▶ _TASK INSTRUCTIONS_
Read the data and repeat all of it exactly.

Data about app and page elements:
====================

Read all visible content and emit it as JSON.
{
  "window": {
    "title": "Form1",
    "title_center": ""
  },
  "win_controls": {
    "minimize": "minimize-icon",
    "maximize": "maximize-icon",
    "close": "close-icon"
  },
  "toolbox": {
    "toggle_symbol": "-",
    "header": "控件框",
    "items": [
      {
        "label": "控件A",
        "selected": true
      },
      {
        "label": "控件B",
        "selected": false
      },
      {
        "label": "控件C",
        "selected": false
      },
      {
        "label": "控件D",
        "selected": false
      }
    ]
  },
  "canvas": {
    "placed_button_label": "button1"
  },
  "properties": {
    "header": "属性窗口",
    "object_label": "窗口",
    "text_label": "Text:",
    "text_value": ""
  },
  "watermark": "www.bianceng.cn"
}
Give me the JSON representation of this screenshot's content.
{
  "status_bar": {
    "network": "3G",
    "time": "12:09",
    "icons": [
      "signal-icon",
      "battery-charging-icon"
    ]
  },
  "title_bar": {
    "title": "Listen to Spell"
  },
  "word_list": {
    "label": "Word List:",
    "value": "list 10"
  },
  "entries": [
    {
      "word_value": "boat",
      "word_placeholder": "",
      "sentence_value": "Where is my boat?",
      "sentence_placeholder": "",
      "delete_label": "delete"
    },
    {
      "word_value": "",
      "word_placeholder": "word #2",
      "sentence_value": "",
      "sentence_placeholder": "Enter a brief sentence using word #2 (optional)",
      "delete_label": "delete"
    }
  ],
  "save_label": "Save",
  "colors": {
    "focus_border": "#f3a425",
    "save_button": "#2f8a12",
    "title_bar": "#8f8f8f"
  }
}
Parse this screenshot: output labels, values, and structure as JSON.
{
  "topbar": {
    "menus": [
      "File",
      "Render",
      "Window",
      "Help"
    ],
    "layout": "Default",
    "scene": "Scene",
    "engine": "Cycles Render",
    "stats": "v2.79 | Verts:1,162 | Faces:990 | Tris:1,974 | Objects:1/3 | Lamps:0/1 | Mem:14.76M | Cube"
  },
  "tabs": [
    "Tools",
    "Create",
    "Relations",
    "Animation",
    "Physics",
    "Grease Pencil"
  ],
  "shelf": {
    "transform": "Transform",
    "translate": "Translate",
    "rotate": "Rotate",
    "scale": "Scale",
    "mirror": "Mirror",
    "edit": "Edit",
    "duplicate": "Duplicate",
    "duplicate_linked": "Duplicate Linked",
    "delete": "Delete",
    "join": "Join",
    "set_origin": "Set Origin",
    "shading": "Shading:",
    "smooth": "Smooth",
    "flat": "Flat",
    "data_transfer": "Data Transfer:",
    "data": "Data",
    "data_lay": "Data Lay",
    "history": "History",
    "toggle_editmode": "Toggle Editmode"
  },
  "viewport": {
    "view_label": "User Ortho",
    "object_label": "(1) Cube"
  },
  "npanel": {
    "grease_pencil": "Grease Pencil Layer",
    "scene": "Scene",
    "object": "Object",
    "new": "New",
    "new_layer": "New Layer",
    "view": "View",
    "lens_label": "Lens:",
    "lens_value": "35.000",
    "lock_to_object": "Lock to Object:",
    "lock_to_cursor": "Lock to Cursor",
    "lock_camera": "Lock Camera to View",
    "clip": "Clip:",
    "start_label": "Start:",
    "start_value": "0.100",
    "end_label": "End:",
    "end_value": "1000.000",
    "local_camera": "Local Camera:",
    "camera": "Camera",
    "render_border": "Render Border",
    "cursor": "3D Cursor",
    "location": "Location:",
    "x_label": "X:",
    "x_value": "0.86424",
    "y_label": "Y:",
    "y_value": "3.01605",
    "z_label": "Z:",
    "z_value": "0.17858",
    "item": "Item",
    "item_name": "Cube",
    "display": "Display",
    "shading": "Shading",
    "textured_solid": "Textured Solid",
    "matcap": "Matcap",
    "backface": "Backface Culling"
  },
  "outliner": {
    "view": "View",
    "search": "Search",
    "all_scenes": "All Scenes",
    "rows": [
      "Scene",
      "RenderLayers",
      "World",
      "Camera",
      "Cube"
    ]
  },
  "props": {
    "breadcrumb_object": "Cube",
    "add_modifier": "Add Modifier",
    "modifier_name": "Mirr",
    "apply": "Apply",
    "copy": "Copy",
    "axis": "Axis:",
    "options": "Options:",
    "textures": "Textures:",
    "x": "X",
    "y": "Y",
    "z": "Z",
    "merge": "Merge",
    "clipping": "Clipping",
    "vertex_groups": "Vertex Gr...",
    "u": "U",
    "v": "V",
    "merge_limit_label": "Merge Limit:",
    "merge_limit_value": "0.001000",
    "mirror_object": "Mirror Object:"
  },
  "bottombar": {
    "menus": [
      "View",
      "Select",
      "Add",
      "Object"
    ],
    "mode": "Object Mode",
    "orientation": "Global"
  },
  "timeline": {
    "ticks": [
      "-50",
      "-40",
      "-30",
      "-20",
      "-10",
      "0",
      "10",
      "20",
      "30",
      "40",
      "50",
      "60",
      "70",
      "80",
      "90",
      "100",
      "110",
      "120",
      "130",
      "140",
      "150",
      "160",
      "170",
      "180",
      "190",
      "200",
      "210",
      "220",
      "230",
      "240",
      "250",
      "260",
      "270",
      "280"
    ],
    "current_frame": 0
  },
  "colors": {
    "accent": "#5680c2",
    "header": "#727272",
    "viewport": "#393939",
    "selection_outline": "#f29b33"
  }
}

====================

▶ _ANSWER BELOW_
Read all visible content and emit it as JSON.
{
  "window": {
    "title": "Form1",
    "title_center": ""
  },
  "win_controls": {
    "minimize": "minimize-icon",
    "maximize": "maximize-icon",
    "close": "close-icon"
  },
  "toolbox": {
    "toggle_symbol": "-",
    "header": "控件框",
    "items": [
      {
        "label": "控件A",
        "selected": true
      },
      {
        "label": "控件B",
        "selected": false
      },
      {
        "label": "控件C",
        "selected": false
      },
      {
        "label": "控件D",
        "selected": false
      }
    ]
  },
  "canvas": {
    "placed_button_label": "button1"
  },
  "properties": {
    "header": "属性窗口",
    "object_label": "窗口",
    "text_label": "Text:",
    "text_value": ""
  },
  "watermark": "www.bianceng.cn"
}
Give me the JSON representation of this screenshot's content.
{
  "status_bar": {
    "network": "3G",
    "time": "12:09",
    "icons": [
      "signal-icon",
      "battery-charging-icon"
    ]
  },
  "title_bar": {
    "title": "Listen to Spell"
  },
  "word_list": {
    "label": "Word List:",
    "value": "list 10"
  },
  "entries": [
    {
      "word_value": "boat",
      "word_placeholder": "",
      "sentence_value": "Where is my boat?",
      "sentence_placeholder": "",
      "delete_label": "delete"
    },
    {
      "word_value": "",
      "word_placeholder": "word #2",
      "sentence_value": "",
      "sentence_placeholder": "Enter a brief sentence using word #2 (optional)",
      "delete_label": "delete"
    }
  ],
  "save_label": "Save",
  "colors": {
    "focus_border": "#f3a425",
    "save_button": "#2f8a12",
    "title_bar": "#8f8f8f"
  }
}
Parse this screenshot: output labels, values, and structure as JSON.
{
  "topbar": {
    "menus": [
      "File",
      "Render",
      "Window",
      "Help"
    ],
    "layout": "Default",
    "scene": "Scene",
    "engine": "Cycles Render",
    "stats": "v2.79 | Verts:1,162 | Faces:990 | Tris:1,974 | Objects:1/3 | Lamps:0/1 | Mem:14.76M | Cube"
  },
  "tabs": [
    "Tools",
    "Create",
    "Relations",
    "Animation",
    "Physics",
    "Grease Pencil"
  ],
  "shelf": {
    "transform": "Transform",
    "translate": "Translate",
    "rotate": "Rotate",
    "scale": "Scale",
    "mirror": "Mirror",
    "edit": "Edit",
    "duplicate": "Duplicate",
    "duplicate_linked": "Duplicate Linked",
    "delete": "Delete",
    "join": "Join",
    "set_origin": "Set Origin",
    "shading": "Shading:",
    "smooth": "Smooth",
    "flat": "Flat",
    "data_transfer": "Data Transfer:",
    "data": "Data",
    "data_lay": "Data Lay",
    "history": "History",
    "toggle_editmode": "Toggle Editmode"
  },
  "viewport": {
    "view_label": "User Ortho",
    "object_label": "(1) Cube"
  },
  "npanel": {
    "grease_pencil": "Grease Pencil Layer",
    "scene": "Scene",
    "object": "Object",
    "new": "New",
    "new_layer": "New Layer",
    "view": "View",
    "lens_label": "Lens:",
    "lens_value": "35.000",
    "lock_to_object": "Lock to Object:",
    "lock_to_cursor": "Lock to Cursor",
    "lock_camera": "Lock Camera to View",
    "clip": "Clip:",
    "start_label": "Start:",
    "start_value": "0.100",
    "end_label": "End:",
    "end_value": "1000.000",
    "local_camera": "Local Camera:",
    "camera": "Camera",
    "render_border": "Render Border",
    "cursor": "3D Cursor",
    "location": "Location:",
    "x_label": "X:",
    "x_value": "0.86424",
    "y_label": "Y:",
    "y_value": "3.01605",
    "z_label": "Z:",
    "z_value": "0.17858",
    "item": "Item",
    "item_name": "Cube",
    "display": "Display",
    "shading": "Shading",
    "textured_solid": "Textured Solid",
    "matcap": "Matcap",
    "backface": "Backface Culling"
  },
  "outliner": {
    "view": "View",
    "search": "Search",
    "all_scenes": "All Scenes",
    "rows": [
      "Scene",
      "RenderLayers",
      "World",
      "Camera",
      "Cube"
    ]
  },
  "props": {
    "breadcrumb_object": "Cube",
    "add_modifier": "Add Modifier",
    "modifier_name": "Mirr",
    "apply": "Apply",
    "copy": "Copy",
    "axis": "Axis:",
    "options": "Options:",
    "textures": "Textures:",
    "x": "X",
    "y": "Y",
    "z": "Z",
    "merge": "Merge",
    "clipping": "Clipping",
    "vertex_groups": "Vertex Gr...",
    "u": "U",
    "v": "V",
    "merge_limit_label": "Merge Limit:",
    "merge_limit_value": "0.001000",
    "mirror_object": "Mirror Object:"
  },
  "bottombar": {
    "menus": [
      "View",
      "Select",
      "Add",
      "Object"
    ],
    "mode": "Object Mode",
    "orientation": "Global"
  },
  "timeline": {
    "ticks": [
      "-50",
      "-40",
      "-30",
      "-20",
      "-10",
      "0",
      "10",
      "20",
      "30",
      "40",
      "50",
      "60",
      "70",
      "80",
      "90",
      "100",
      "110",
      "120",
      "130",
      "140",
      "150",
      "160",
      "170",
      "180",
      "190",
      "200",
      "210",
      "220",
      "230",
      "240",
      "250",
      "260",
      "270",
      "280"
    ],
    "current_frame": 0
  },
  "colors": {
    "accent": "#5680c2",
    "header": "#727272",
    "viewport": "#393939",
    "selection_outline": "#f29b33"
  }
}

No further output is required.